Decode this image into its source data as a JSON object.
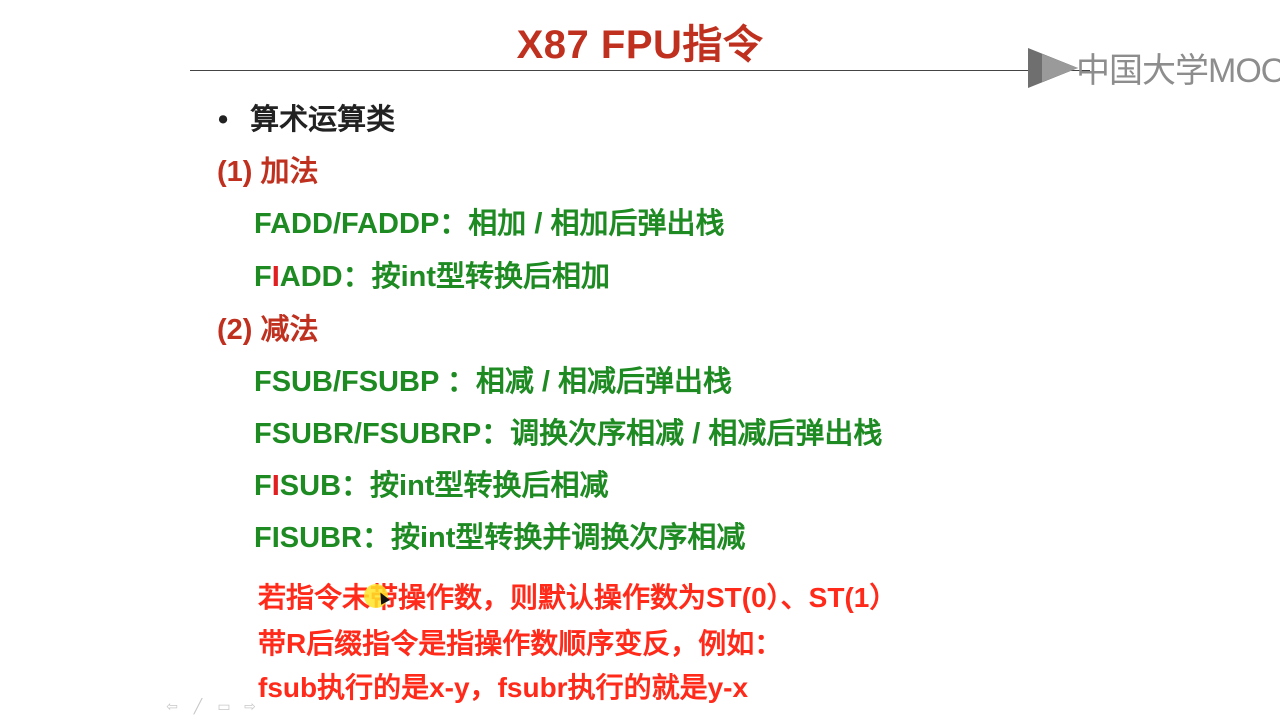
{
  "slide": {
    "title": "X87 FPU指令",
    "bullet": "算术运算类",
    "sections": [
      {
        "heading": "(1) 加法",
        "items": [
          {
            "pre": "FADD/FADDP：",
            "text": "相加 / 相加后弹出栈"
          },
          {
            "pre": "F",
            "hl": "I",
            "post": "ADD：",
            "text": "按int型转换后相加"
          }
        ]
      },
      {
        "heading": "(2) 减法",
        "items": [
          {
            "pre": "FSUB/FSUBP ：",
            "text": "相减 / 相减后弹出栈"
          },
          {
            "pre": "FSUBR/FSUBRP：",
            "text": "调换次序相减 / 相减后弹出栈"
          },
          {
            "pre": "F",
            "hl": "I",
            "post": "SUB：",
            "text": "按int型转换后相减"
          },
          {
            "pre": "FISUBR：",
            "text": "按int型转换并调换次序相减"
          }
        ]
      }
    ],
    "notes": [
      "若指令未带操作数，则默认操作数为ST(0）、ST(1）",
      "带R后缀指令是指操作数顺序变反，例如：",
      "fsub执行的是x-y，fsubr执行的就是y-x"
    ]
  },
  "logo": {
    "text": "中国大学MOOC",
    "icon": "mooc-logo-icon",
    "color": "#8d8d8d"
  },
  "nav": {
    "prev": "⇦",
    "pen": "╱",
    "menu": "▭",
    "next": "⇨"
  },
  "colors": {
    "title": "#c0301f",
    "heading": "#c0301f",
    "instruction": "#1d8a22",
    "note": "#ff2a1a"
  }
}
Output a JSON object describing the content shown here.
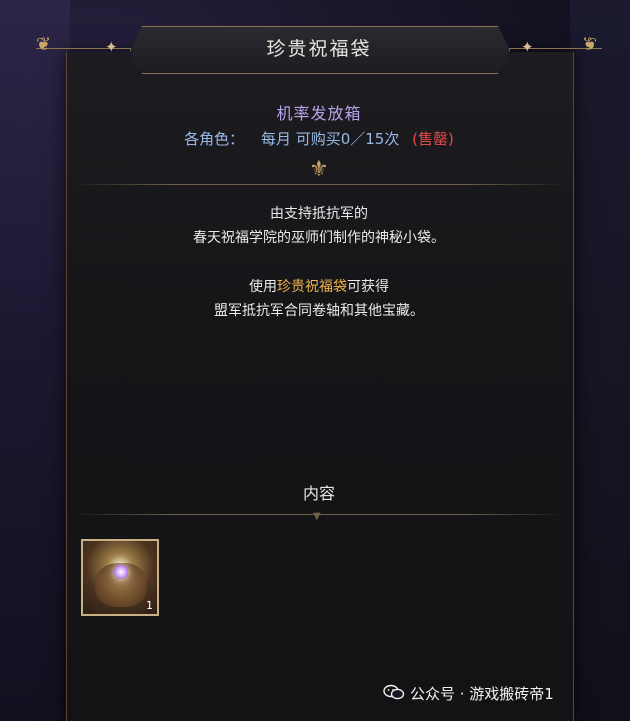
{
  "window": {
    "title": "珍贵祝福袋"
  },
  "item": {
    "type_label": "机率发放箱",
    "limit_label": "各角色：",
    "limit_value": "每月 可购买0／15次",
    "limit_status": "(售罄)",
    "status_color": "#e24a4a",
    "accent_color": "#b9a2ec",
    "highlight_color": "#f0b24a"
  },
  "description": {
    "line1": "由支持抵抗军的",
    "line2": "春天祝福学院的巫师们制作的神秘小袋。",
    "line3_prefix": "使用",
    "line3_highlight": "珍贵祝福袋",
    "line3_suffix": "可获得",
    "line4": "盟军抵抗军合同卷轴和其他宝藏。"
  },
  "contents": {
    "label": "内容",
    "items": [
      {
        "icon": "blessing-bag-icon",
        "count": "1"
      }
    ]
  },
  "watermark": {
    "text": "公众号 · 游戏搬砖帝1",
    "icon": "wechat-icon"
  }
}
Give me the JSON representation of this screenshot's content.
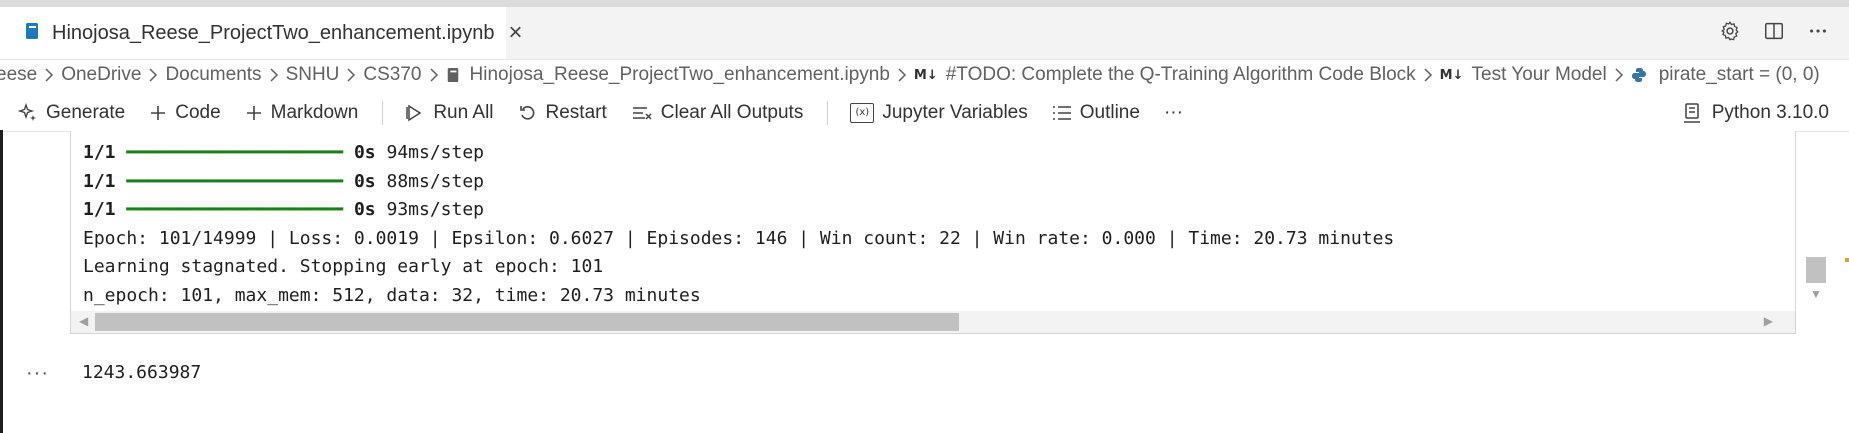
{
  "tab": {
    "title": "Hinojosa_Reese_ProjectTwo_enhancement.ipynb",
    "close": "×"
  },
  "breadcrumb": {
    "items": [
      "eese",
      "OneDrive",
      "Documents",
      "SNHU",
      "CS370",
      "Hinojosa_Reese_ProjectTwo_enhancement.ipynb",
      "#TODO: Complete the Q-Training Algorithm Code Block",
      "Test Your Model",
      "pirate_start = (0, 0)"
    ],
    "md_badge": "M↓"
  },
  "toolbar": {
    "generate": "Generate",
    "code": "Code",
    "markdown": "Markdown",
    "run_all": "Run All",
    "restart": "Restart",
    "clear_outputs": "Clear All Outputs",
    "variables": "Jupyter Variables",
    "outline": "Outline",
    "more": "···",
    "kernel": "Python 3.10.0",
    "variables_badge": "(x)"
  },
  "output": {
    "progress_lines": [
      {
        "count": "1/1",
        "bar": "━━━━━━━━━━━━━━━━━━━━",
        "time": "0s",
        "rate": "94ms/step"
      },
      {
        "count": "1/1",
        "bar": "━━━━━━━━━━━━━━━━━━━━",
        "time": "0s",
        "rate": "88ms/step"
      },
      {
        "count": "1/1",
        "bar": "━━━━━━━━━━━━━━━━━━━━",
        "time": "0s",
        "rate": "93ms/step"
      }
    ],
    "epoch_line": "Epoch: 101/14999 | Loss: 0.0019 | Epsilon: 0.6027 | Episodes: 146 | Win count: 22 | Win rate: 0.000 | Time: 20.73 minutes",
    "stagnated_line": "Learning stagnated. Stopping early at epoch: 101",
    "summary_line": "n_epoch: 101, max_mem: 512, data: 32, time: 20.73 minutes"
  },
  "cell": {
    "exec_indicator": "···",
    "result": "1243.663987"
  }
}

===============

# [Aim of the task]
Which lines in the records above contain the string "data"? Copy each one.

# [Exercise response]
Decode this image into its source data as a JSON object.
    "summary_line": "n_epoch: 101, max_mem: 512, data: 32, time: 20.73 minutes"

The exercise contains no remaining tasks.